Leave the pictures behind and repeat all the entries exactly.

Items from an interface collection
>>>
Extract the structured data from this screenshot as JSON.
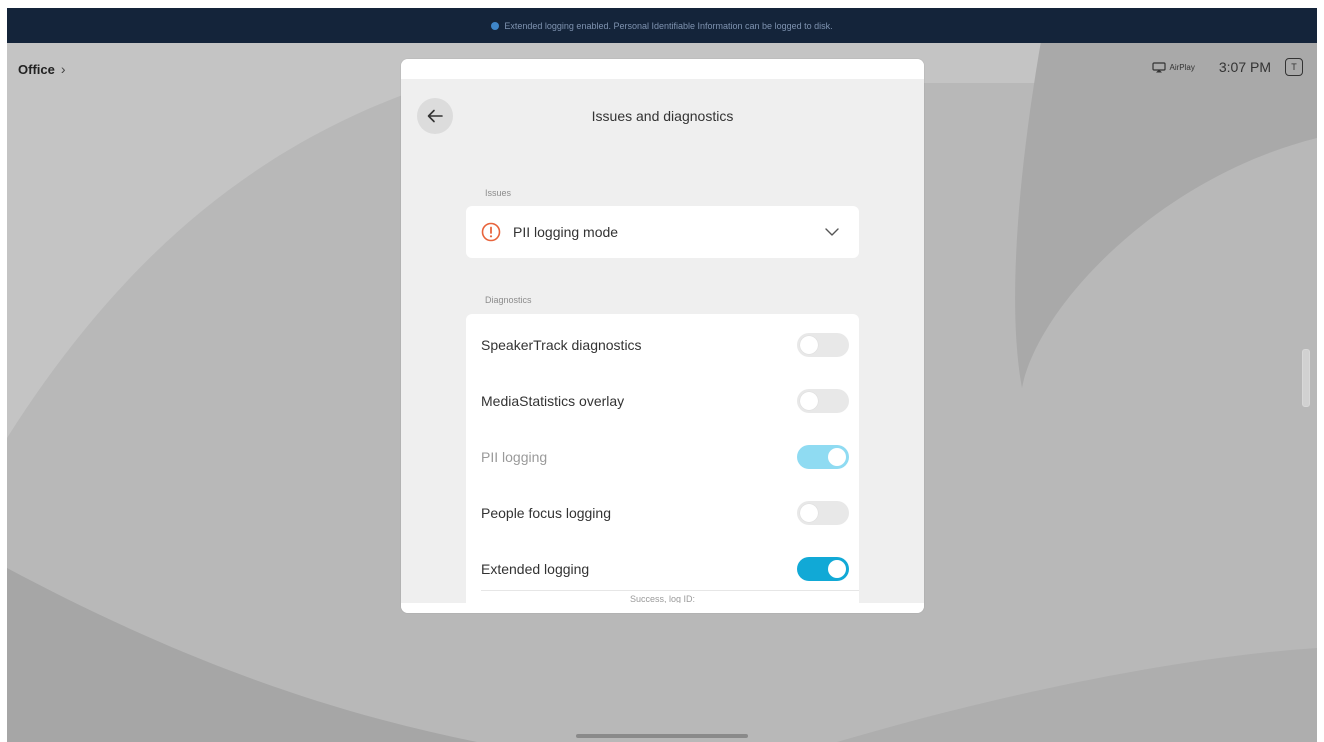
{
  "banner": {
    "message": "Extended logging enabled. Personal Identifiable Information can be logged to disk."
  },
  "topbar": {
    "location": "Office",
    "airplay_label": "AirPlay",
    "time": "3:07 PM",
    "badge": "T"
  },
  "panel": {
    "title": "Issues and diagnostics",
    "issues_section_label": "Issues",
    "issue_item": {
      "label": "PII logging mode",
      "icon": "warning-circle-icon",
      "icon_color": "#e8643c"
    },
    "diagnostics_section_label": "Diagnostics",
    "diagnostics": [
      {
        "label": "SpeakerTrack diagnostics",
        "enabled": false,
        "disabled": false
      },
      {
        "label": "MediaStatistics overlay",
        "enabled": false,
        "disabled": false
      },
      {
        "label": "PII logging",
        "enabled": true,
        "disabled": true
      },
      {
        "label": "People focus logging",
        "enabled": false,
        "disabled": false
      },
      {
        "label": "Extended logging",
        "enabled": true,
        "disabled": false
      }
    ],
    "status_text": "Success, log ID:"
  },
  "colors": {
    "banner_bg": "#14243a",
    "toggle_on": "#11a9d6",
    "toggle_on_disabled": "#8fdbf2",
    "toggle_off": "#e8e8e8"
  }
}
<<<
- YOUR SOLUTION:
Extract the structured data from this screenshot as JSON.
{
  "banner": {
    "message": "Extended logging enabled. Personal Identifiable Information can be logged to disk."
  },
  "topbar": {
    "location": "Office",
    "airplay_label": "AirPlay",
    "time": "3:07 PM",
    "badge": "T"
  },
  "panel": {
    "title": "Issues and diagnostics",
    "issues_section_label": "Issues",
    "issue_item": {
      "label": "PII logging mode",
      "icon": "warning-circle-icon",
      "icon_color": "#e8643c"
    },
    "diagnostics_section_label": "Diagnostics",
    "diagnostics": [
      {
        "label": "SpeakerTrack diagnostics",
        "enabled": false,
        "disabled": false
      },
      {
        "label": "MediaStatistics overlay",
        "enabled": false,
        "disabled": false
      },
      {
        "label": "PII logging",
        "enabled": true,
        "disabled": true
      },
      {
        "label": "People focus logging",
        "enabled": false,
        "disabled": false
      },
      {
        "label": "Extended logging",
        "enabled": true,
        "disabled": false
      }
    ],
    "status_text": "Success, log ID:"
  },
  "colors": {
    "banner_bg": "#14243a",
    "toggle_on": "#11a9d6",
    "toggle_on_disabled": "#8fdbf2",
    "toggle_off": "#e8e8e8"
  }
}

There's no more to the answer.